John Battell, in his evidence, said the previous user of the land, Tommy Heeran, was told he could have the land for nothing if he cleaned the odd drain and cut the odd hedge. He expected a similar agreement with Mr McGourty when he took the land.

He said he didn't see a great deal of Mr McGourty.
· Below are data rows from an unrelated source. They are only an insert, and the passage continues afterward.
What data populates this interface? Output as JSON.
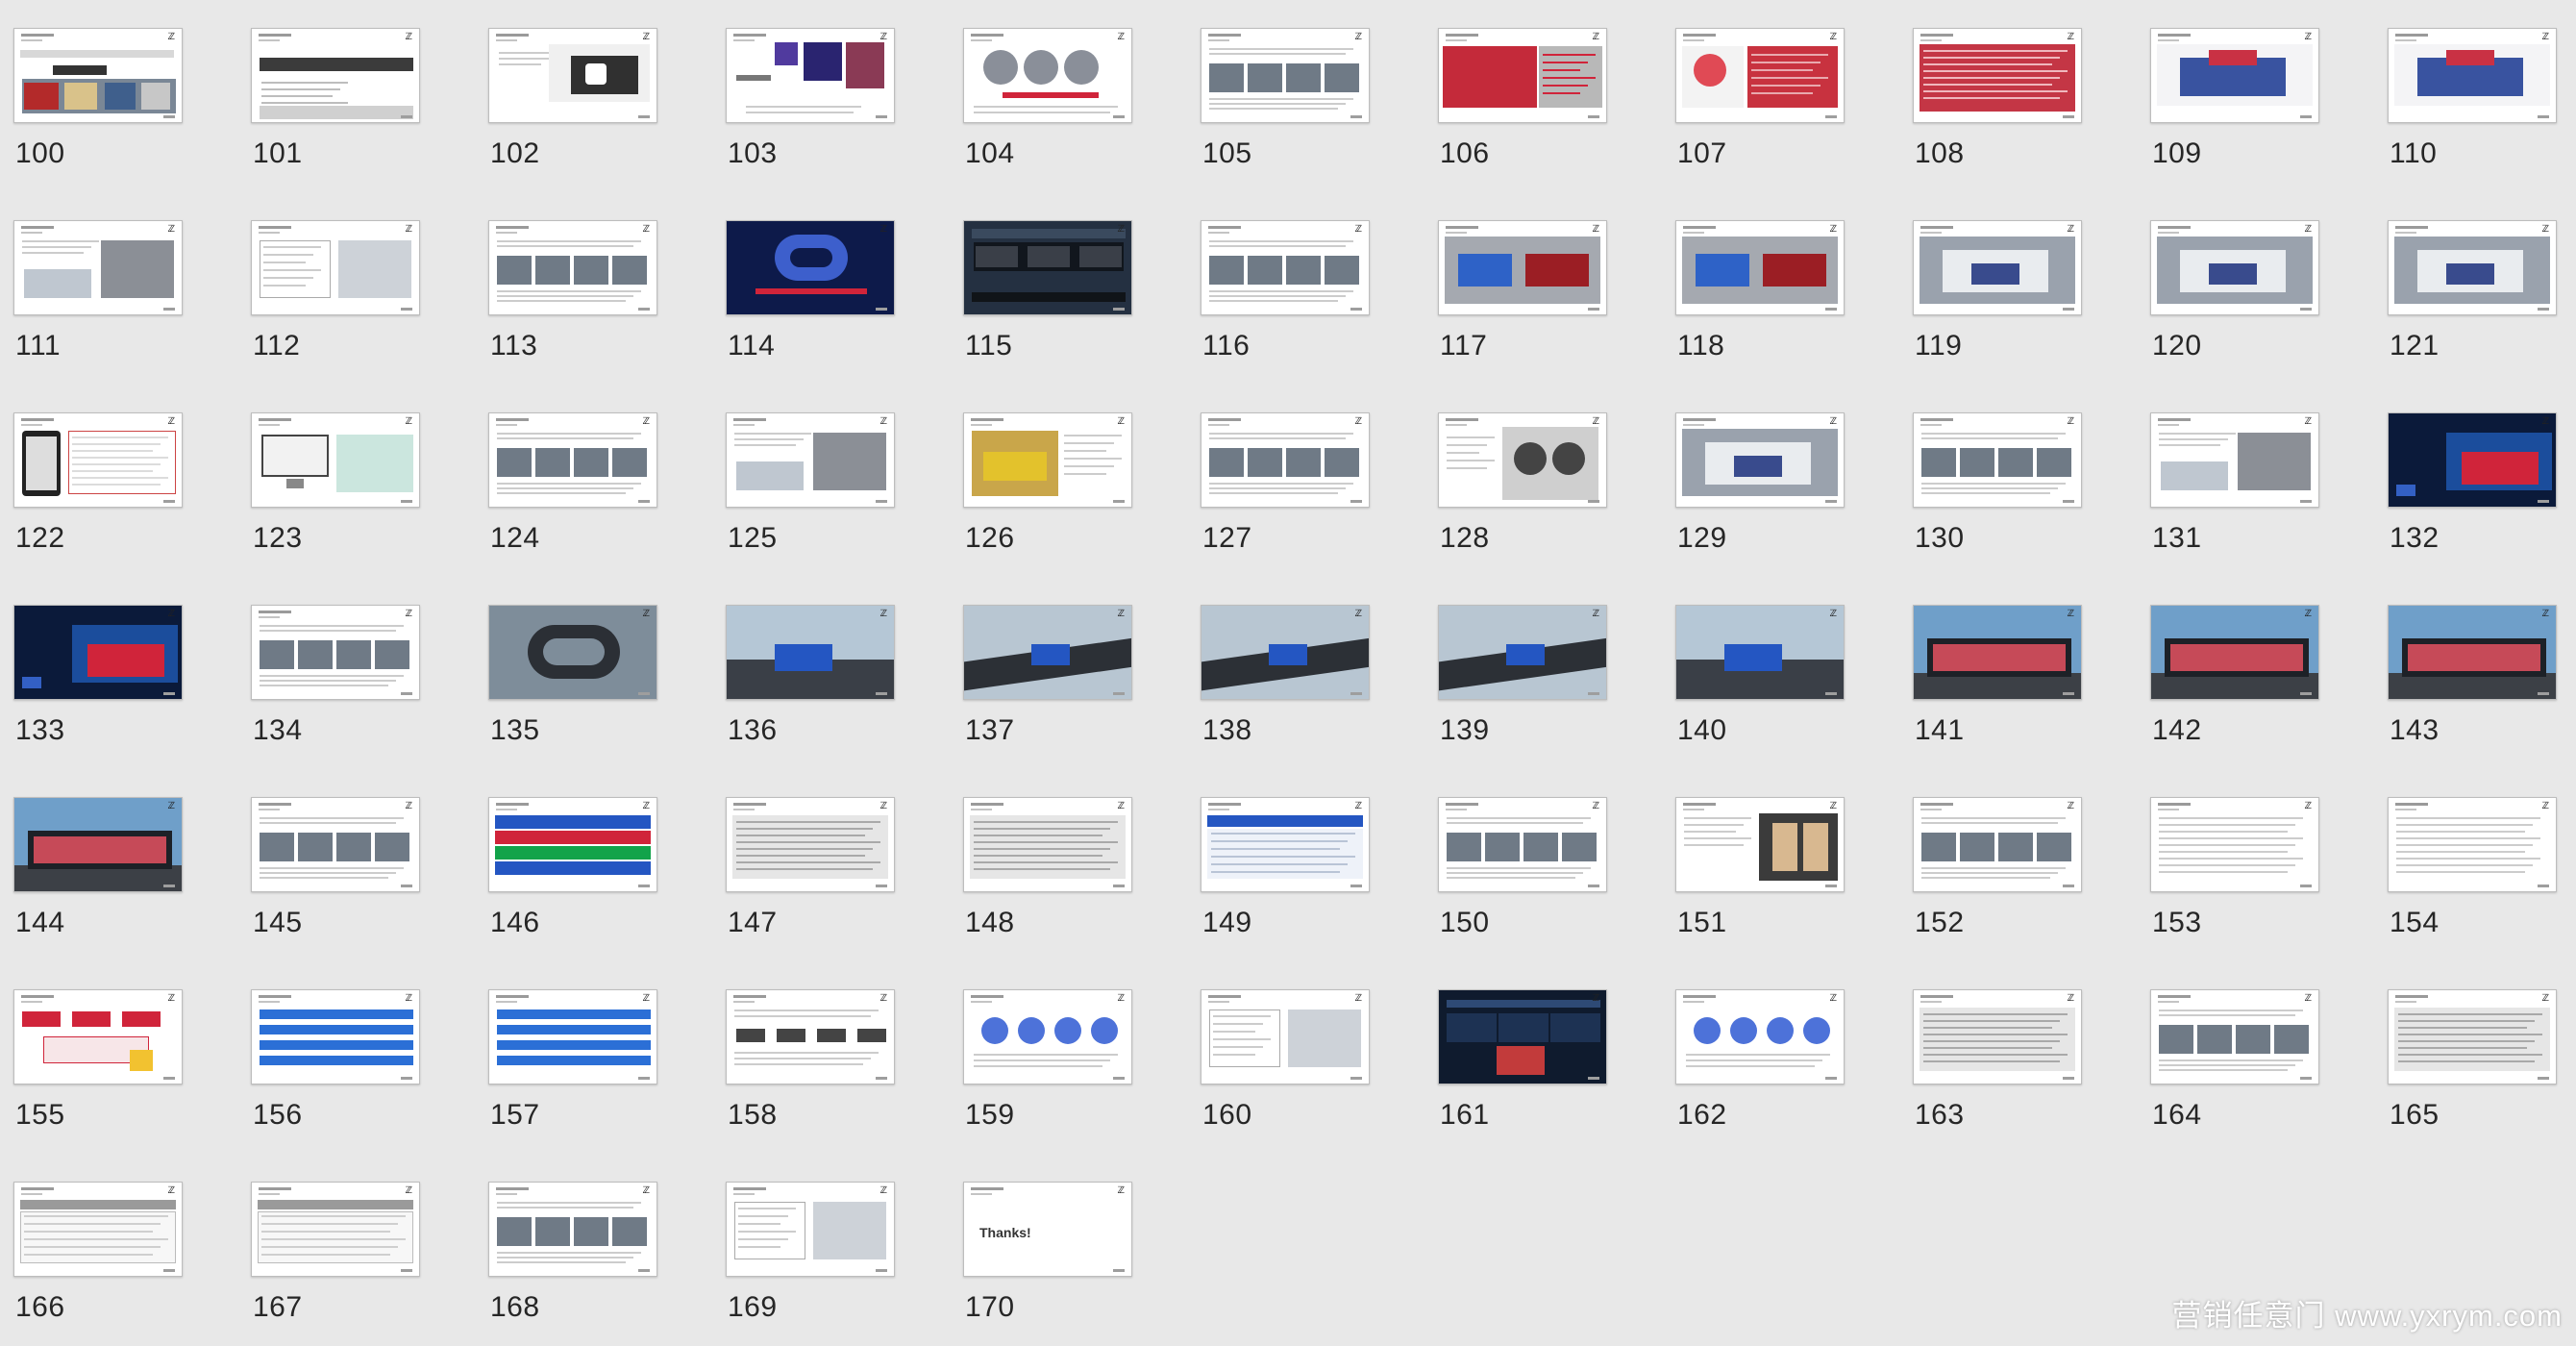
{
  "slides": [
    {
      "number": "100",
      "style": "title-cars"
    },
    {
      "number": "101",
      "style": "title-bar"
    },
    {
      "number": "102",
      "style": "puzzle"
    },
    {
      "number": "103",
      "style": "brand"
    },
    {
      "number": "104",
      "style": "circles"
    },
    {
      "number": "105",
      "style": "photos"
    },
    {
      "number": "106",
      "style": "red-people"
    },
    {
      "number": "107",
      "style": "red-chart"
    },
    {
      "number": "108",
      "style": "red-table"
    },
    {
      "number": "109",
      "style": "booth"
    },
    {
      "number": "110",
      "style": "booth"
    },
    {
      "number": "111",
      "style": "text-photo"
    },
    {
      "number": "112",
      "style": "text-box"
    },
    {
      "number": "113",
      "style": "photos"
    },
    {
      "number": "114",
      "style": "blue-cloud"
    },
    {
      "number": "115",
      "style": "dark-panel"
    },
    {
      "number": "116",
      "style": "photos"
    },
    {
      "number": "117",
      "style": "cars"
    },
    {
      "number": "118",
      "style": "cars"
    },
    {
      "number": "119",
      "style": "showroom"
    },
    {
      "number": "120",
      "style": "showroom"
    },
    {
      "number": "121",
      "style": "showroom"
    },
    {
      "number": "122",
      "style": "phone-table"
    },
    {
      "number": "123",
      "style": "screen"
    },
    {
      "number": "124",
      "style": "photos"
    },
    {
      "number": "125",
      "style": "text-photo"
    },
    {
      "number": "126",
      "style": "car-yellow"
    },
    {
      "number": "127",
      "style": "photos"
    },
    {
      "number": "128",
      "style": "binoculars"
    },
    {
      "number": "129",
      "style": "showroom"
    },
    {
      "number": "130",
      "style": "photos"
    },
    {
      "number": "131",
      "style": "text-photo"
    },
    {
      "number": "132",
      "style": "car-poster"
    },
    {
      "number": "133",
      "style": "car-poster"
    },
    {
      "number": "134",
      "style": "photos"
    },
    {
      "number": "135",
      "style": "render-track"
    },
    {
      "number": "136",
      "style": "render-car"
    },
    {
      "number": "137",
      "style": "render-road"
    },
    {
      "number": "138",
      "style": "render-road"
    },
    {
      "number": "139",
      "style": "render-road"
    },
    {
      "number": "140",
      "style": "render-car"
    },
    {
      "number": "141",
      "style": "building"
    },
    {
      "number": "142",
      "style": "building"
    },
    {
      "number": "143",
      "style": "building"
    },
    {
      "number": "144",
      "style": "building"
    },
    {
      "number": "145",
      "style": "photos"
    },
    {
      "number": "146",
      "style": "table-color"
    },
    {
      "number": "147",
      "style": "table-grey"
    },
    {
      "number": "148",
      "style": "table-grey"
    },
    {
      "number": "149",
      "style": "table-blue"
    },
    {
      "number": "150",
      "style": "photos"
    },
    {
      "number": "151",
      "style": "people"
    },
    {
      "number": "152",
      "style": "photos"
    },
    {
      "number": "153",
      "style": "text-list"
    },
    {
      "number": "154",
      "style": "text-list"
    },
    {
      "number": "155",
      "style": "flow-red"
    },
    {
      "number": "156",
      "style": "flow-blue"
    },
    {
      "number": "157",
      "style": "flow-blue"
    },
    {
      "number": "158",
      "style": "flow-grey"
    },
    {
      "number": "159",
      "style": "circles-blue"
    },
    {
      "number": "160",
      "style": "text-box"
    },
    {
      "number": "161",
      "style": "dark-dash"
    },
    {
      "number": "162",
      "style": "circles-blue"
    },
    {
      "number": "163",
      "style": "table-grey"
    },
    {
      "number": "164",
      "style": "photos"
    },
    {
      "number": "165",
      "style": "table-grey"
    },
    {
      "number": "166",
      "style": "table-plain"
    },
    {
      "number": "167",
      "style": "table-plain"
    },
    {
      "number": "168",
      "style": "photos"
    },
    {
      "number": "169",
      "style": "text-box"
    },
    {
      "number": "170",
      "style": "thanks",
      "text": "Thanks!"
    }
  ],
  "watermark": "营销任意门 www.yxrym.com",
  "colors": {
    "background": "#e8e8e8",
    "accent_red": "#d0243a",
    "accent_blue": "#2b6fd6",
    "dark": "#1d2430"
  }
}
He said money was never mentioned and if it had been, he was an honourable man and would have paid it.

He said if Mr McGourty did any work, Mr Battell's wife would ask him if they owed him anything and he would say no.

Mr Battell said James Brogan did jobs for him, cut the lawn, etc and he would pay him and other workmen who attended the property.

Mr McGourty asked Mr Battell in court if he was happy with the way he took care of the place and he replied yes.

“I looked after it 100%,”said Mr McGourty.

“I think that's a matter of opinion,” replied Mr Battell.

Judge John Aylmer said Mr McGourty had been very badly advised, from a legal point of view, to bring the proceedings.

Mr McGourty accepted there was no agreement as such for the amounts claimed.

He said no one disputed Mr McGourty carried out good work on Mr Battell's property but he was satisfied there was no agreement.

He said Mr Heeran had previously maintained the property in exchange for him getting the right to take hay and silage off the land.

He said Mr Cryan, as agent, allowed Mr McGourty to graze cattle but indicated that he would have to do a little bit more by way of maintenance around the house.

Judge Aylmer said Mr McGourty did that and may well have exceeded it.

He said it was clear Mr McGourty was not the only one maintaining the property.

“The only agreement for remuneration was the grass, that was the contract,” the Judge said.

“I think Mr McGourty was advised other than by lawyers that he had a claim to bring,” the Judge added and said on that basis Mr McGourty's claim must fail.

He struck out the plaintiff's claim with an order for the defendant's costs to be taxed in the event of non agreement.